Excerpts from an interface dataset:
================================
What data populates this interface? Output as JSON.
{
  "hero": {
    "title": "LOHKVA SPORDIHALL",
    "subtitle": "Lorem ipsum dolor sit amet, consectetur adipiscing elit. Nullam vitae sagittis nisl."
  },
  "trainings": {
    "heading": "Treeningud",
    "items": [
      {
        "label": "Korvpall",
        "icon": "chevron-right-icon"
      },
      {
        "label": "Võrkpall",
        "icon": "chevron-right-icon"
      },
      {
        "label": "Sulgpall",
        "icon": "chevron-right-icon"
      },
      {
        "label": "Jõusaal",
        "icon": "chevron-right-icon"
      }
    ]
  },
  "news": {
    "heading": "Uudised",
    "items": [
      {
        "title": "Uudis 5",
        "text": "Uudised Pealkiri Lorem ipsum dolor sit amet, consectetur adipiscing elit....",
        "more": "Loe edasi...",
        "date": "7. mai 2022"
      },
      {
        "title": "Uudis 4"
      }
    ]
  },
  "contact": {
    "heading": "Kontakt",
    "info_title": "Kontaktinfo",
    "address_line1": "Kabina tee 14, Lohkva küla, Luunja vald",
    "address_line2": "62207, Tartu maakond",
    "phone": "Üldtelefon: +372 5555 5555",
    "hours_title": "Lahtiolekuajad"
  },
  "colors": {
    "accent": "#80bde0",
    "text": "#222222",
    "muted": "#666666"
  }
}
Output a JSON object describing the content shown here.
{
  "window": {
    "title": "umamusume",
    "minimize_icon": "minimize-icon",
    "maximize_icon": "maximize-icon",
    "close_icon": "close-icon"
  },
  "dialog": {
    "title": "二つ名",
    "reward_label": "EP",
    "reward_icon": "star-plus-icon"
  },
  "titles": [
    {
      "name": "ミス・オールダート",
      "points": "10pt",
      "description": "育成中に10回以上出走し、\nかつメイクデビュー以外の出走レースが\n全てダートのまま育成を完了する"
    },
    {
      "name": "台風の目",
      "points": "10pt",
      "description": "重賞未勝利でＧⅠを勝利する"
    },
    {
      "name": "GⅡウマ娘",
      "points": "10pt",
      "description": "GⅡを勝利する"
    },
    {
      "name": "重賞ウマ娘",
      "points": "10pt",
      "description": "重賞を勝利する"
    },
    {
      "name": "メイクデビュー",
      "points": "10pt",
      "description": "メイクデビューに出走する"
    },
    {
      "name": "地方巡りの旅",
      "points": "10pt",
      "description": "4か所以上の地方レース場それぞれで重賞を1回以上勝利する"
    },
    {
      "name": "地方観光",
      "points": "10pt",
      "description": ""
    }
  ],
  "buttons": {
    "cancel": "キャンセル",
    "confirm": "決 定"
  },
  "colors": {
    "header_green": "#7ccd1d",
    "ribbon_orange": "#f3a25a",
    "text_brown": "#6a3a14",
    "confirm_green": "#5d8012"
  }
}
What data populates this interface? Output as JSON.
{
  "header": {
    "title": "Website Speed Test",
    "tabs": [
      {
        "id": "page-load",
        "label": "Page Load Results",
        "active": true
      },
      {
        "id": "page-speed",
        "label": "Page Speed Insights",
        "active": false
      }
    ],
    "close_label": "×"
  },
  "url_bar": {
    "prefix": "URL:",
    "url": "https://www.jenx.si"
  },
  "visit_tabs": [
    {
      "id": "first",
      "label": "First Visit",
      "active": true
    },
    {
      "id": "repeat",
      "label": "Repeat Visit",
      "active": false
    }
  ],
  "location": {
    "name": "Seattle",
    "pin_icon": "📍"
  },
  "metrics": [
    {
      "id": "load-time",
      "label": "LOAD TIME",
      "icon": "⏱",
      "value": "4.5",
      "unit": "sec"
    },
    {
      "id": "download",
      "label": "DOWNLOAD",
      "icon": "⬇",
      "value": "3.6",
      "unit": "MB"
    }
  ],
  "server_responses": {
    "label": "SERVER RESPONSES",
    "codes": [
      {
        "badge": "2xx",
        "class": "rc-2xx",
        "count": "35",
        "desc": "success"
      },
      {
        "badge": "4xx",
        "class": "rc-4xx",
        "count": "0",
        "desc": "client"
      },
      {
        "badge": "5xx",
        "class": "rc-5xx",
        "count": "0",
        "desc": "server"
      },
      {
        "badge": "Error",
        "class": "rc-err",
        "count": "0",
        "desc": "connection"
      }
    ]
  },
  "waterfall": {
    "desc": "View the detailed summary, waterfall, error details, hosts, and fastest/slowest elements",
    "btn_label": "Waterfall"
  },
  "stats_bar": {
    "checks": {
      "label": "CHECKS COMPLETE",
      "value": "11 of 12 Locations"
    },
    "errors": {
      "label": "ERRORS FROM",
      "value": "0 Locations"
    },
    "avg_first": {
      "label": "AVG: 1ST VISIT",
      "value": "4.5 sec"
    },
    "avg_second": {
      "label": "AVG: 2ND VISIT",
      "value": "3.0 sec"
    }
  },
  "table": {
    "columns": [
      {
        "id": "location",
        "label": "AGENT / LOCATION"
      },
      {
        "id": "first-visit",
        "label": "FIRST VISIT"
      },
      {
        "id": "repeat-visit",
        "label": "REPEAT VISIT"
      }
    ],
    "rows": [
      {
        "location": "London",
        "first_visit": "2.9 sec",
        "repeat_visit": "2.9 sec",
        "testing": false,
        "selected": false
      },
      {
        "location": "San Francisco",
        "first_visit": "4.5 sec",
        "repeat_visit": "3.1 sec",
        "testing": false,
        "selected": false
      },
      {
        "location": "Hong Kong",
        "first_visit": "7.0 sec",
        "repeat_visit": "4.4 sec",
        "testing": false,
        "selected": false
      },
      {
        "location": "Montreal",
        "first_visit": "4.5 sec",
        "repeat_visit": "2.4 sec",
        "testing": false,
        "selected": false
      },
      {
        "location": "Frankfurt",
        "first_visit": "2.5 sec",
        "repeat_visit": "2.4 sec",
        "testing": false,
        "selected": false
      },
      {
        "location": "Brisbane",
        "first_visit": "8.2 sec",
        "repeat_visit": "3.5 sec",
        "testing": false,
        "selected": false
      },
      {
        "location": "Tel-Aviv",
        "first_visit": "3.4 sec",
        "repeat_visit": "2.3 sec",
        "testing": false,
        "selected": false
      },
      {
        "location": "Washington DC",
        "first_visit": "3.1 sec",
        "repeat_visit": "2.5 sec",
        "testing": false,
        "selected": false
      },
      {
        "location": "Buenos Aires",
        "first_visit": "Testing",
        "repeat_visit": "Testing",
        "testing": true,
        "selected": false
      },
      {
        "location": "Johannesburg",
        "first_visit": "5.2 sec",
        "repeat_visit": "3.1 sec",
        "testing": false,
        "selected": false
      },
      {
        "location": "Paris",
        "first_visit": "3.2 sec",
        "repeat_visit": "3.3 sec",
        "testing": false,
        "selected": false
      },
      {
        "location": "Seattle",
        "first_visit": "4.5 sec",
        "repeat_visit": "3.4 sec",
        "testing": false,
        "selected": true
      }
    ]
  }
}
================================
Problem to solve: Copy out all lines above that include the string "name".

Your response:
      "name": "ミス・オールダート",
      "name": "台風の目",
      "name": "GⅡウマ娘",
      "name": "重賞ウマ娘",
      "name": "メイクデビュー",
      "name": "地方巡りの旅",
      "name": "地方観光",
    "name": "Seattle",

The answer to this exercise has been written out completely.